*Task input*:
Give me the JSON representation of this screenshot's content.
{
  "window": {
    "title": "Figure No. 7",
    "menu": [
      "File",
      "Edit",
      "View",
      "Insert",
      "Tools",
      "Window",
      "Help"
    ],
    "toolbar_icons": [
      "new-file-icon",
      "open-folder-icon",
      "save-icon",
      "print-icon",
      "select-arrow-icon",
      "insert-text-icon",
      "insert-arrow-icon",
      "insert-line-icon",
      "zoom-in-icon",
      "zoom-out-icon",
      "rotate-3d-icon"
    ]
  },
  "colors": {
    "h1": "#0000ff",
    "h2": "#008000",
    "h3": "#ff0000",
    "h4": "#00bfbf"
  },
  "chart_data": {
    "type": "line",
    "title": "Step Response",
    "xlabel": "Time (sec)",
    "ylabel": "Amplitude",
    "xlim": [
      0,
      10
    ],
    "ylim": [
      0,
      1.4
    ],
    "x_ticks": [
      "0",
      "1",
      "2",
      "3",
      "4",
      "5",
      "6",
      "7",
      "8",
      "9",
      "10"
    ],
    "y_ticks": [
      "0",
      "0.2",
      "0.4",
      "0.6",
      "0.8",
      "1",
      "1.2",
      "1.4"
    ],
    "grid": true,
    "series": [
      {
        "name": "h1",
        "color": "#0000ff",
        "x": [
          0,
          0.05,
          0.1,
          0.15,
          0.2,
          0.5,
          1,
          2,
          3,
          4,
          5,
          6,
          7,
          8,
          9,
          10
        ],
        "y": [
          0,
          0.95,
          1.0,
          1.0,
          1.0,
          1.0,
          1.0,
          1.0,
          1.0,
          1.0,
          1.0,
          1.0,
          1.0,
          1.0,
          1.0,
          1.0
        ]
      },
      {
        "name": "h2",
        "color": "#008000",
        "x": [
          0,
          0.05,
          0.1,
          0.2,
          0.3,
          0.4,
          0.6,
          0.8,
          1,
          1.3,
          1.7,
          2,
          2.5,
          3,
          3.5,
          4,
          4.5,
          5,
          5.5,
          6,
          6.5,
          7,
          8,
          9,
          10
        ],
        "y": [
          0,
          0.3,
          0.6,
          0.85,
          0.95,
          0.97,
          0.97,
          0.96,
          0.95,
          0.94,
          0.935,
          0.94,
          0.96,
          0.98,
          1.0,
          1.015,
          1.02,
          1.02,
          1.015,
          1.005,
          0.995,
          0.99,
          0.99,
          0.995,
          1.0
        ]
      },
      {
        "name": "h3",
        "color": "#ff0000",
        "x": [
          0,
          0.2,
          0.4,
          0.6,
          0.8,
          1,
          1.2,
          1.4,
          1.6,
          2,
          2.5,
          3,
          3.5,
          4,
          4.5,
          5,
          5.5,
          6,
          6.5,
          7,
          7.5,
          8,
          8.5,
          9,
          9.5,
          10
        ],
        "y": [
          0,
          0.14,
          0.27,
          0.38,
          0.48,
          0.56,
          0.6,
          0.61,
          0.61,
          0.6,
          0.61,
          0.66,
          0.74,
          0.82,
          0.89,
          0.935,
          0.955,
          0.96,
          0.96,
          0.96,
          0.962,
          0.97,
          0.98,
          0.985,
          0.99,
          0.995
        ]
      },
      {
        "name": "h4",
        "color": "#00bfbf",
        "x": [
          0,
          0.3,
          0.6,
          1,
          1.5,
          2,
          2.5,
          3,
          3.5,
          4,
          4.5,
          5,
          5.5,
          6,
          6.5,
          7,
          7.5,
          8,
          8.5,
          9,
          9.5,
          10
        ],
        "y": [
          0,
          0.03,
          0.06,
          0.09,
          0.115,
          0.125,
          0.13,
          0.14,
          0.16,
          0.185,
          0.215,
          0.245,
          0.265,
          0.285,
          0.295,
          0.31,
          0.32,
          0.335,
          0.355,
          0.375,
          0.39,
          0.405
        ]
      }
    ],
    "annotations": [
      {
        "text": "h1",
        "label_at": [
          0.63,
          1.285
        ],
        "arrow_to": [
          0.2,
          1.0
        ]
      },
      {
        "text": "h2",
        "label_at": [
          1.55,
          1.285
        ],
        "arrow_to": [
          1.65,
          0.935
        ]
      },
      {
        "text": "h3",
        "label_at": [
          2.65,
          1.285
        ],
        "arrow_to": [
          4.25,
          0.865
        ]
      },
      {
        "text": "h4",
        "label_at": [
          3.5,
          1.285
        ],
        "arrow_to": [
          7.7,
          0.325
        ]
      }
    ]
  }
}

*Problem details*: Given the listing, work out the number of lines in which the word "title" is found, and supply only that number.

*Reply*: 2